Tokyo: Japan said on Wednesday that decommissioning
the tsunami-wrecked reactors at Fukushima could take as long
as 40 years, with melted nuclear fuel possibly stuck where it
is for a quarter of a century.
A roadmap produced by the government and plant operator
Tokyo Electric Power (TEPCO) envisages engineers will use much
of the next 10 years just trying to work out how to get at the
fuel, which has partly eaten through its containment vessels.
Underlining the challenges involved in dealing with the
disaster, the plan says that as-yet uninvented technology will
be key to safely disposing of the waste left behind by the
world`s worst nuclear accident since Chernobyl.
"Each and every one of the steps toward decommissioning
currently poses many technological challenges," said Goshi
Hosono, the government minister with responsibility for
dealing with the Fukushima disaster.
"We expected extremely difficult work to remove fuel
debris (from the reactors). We must accelerate work to develop
technologies, particularly remote control robots," he told
"We will gradually make progress by assessing both the
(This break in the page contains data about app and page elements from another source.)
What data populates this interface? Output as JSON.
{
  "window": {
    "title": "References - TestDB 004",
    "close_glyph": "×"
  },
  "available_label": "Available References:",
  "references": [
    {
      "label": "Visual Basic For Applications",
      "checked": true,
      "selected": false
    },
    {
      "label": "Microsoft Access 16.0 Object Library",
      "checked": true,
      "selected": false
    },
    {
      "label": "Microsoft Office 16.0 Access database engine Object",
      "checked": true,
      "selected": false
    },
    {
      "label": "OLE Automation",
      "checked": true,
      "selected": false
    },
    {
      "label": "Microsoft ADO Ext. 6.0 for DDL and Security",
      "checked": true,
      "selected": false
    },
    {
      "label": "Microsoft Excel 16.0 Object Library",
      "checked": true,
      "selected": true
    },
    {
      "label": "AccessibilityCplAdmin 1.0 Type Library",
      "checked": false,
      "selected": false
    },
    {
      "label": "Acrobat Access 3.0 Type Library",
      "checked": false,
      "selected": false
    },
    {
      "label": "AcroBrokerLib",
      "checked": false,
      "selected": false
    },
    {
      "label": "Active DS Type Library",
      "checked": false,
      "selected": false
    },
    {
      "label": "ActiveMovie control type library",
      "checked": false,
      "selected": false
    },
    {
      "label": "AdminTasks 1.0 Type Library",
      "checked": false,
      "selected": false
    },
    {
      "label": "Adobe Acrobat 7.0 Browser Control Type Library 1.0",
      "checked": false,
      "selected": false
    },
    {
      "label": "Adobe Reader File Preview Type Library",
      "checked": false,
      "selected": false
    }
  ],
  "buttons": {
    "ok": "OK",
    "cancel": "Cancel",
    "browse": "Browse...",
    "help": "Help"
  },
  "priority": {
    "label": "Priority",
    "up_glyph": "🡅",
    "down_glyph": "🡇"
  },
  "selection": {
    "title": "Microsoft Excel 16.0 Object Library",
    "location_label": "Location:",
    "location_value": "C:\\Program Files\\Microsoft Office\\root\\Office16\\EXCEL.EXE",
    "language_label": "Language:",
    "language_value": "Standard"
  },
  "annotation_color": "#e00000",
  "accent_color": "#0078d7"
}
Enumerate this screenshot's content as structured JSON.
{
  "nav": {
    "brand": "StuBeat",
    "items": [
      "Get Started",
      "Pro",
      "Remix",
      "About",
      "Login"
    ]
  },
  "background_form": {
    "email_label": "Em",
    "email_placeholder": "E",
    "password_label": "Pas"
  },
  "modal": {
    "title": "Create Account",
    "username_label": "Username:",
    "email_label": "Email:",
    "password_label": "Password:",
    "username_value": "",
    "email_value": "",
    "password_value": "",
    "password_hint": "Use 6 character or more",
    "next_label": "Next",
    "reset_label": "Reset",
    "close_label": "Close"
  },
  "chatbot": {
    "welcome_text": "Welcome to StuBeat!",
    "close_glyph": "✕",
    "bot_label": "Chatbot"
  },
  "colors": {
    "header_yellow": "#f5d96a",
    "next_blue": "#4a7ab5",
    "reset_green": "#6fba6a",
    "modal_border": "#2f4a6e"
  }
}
situation on site and the state of research and development
work," he said.
The unveiling of the plan comes days after Prime Minister
Yoshihiko Noda announced the stricken reactors on Japan`s
tsunami-ravaged northeast coast had reached a state of "cold